Finally, “Blessed are you when you are hated, excluded, insulted and rejected because of the Son of Man’s name upon you.” Why? Because this world hated and killed our Lord. The Lord of Life suffered and died for this world - yet it received Him not. Therefore, it doesn’t want to receive you who bear His name either. Jesus points out that the Old Testament Prophets were treated likewise. The Christian Martyrs - the same thing. Ironically enough, St. Stephen’s words before his martyrdom proclaimed this same message “they killed those who announced beforehand the coming of the Righteous One, whom you have now betrayed and murdered” (Acts 7:52-53). Yet, we always keep in mind who has the last laugh? Jesus does - and all of His faithful ones who bear His name in their Baptism! The one’s who hear His Word and do it! These are the ones who will rise in the resurrection with the last laugh!

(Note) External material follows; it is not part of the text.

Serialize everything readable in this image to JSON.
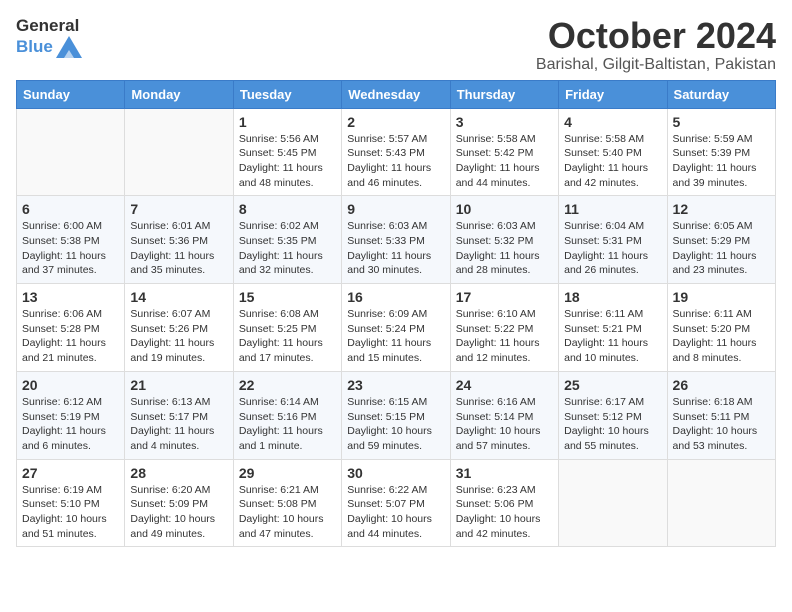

We have a vivid picture of this from our Old Testament prophet Jeremiah reading today. He gives us this same teaching but interpreted with a green thumb. He says “Thus says the Lord: “Cursed is the man who trusts in man and makes flesh his strength, whose heart turns away from the Lord. He is like a shrub in the desert, and shall not see any good come. He shall dwell in the parched places of the wilderness, in an uninhabited salt land” (17:5-6). Trusting in people. Trusting in our own strength and abilities. Hearts that are not turned toward the Lord of Life. This is a dry and parched shrub in an alkali flat! We’ve all seen that, a lonely, little dead bush on the prairie. Hope and life are all but dried up in that thirsty, drought ridden wasteland. It is a vivid image of the Way of Death. On the other hand, the person who hopes and trusts in the Lord and leans not on his own understanding is like a tree whose roots go down deep into a stream of water. “Blessed is the man who trusts in the Lord, whose trust is the Lord. He is like a tree planted by water, that sends out its roots by the stream, and does not fear when heat comes, for its leaves remain green, and is not anxious in the year of drought, for it does not cease to bear fruit” (Jer 17:7-8). Even when heat comes and the droughts come, it’s leaves are always green and it continually bears good fruit.
What Jeremiah means here and what Christ our Lord preaches is perspective. Having a heavenly perspective in the midst of earthly struggles. Being filled with heavenly light though we walk in earthly darkness. Hard times, hardships, struggles, persecutions, the wasteland of sin and the drought of persecution, despite it all, we trust in the Lord remaining faithful to Him and His promises to us. The Living Water of our Baptism daily comforts us and refreshes us with God’s promise of forgiveness, life and salvation. The manna in our wilderness, the Lord’s Word and His Supper, fills us with His own strength and power in His body and blood to speed us along on our journey walking in His ways, walking to our Heavenly home by faith. Truly blessed is the man who trusts in the Lord. Amen!